London Crockery Manufacturing Company
November 1886 – March 1888
The London Crockery Manufacturing Company received its letters patent in November 1886 with initial shareholders listed as William Glass, S.F Glass, William Gray, Frank H. Butler, and Charles S. Hyman.
The new pottery built by the firm cost a reported $70,000 and employed some 75 men. A report in the London Advertiser of February 1887 stated that the firm was the largest Rockingham and stoneware pottery in Canada. The business continued to manufacture many of the same items that Gray & Glass had produced in Tilsonburg.
Despite the glowing newspaper accounts, by March 22nd, 1888 the firm was deep in debt and the company was liquidated by public auction.
William Gray would leave the business, as would James Wooton. The departure of these men would sever the Tilsonburg connection to the London pottery.

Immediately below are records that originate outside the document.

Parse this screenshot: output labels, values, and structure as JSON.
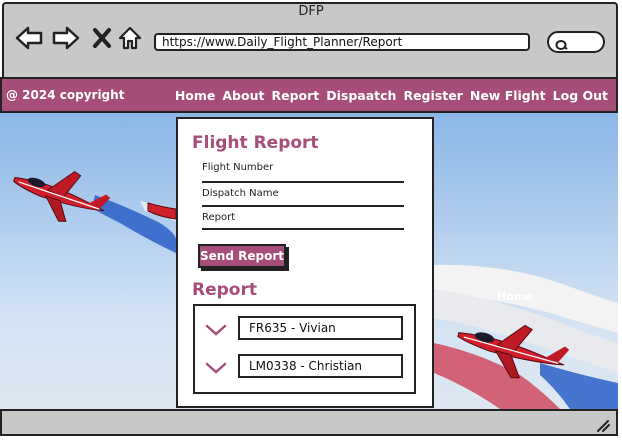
{
  "window": {
    "title": "DFP"
  },
  "browser": {
    "url": "https://www.Daily_Flight_Planner/Report"
  },
  "header": {
    "copyright": "@ 2024 copyright",
    "nav": [
      "Home",
      "About",
      "Report",
      "Dispaatch",
      "Register",
      "New Flight",
      "Log Out"
    ]
  },
  "form": {
    "title": "Flight Report",
    "fields": [
      "Flight Number",
      "Dispatch Name",
      "Report"
    ],
    "submit_label": "Send Report"
  },
  "report": {
    "title": "Report",
    "items": [
      "FR635 - Vivian",
      "LM0338 - Christian"
    ]
  },
  "hero_overlay_text": "Home",
  "colors": {
    "accent": "#a64d79",
    "sky": "#8ab6e6",
    "jet": "#d11f2c"
  }
}
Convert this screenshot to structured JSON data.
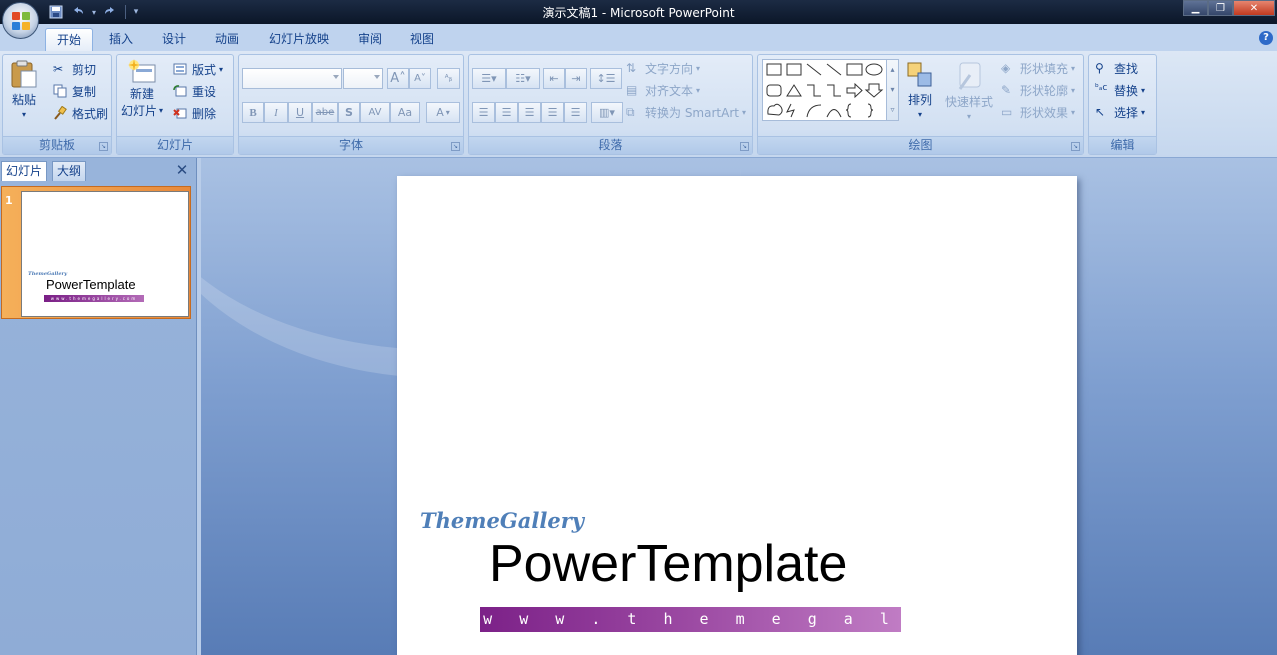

The pottery would continue however, as S. F. Glass repurchased the business at the public auction for $21,500, reopening under the name of Glass Brothers & Co. Brothers, S.F. Glass and John H. Glass would operate the business until a disastrous fire on February 22, 1897. Losses were estimated at $46,500.00 with the brothers having only $8,000 of insurance. This loss permanently closed the pottery.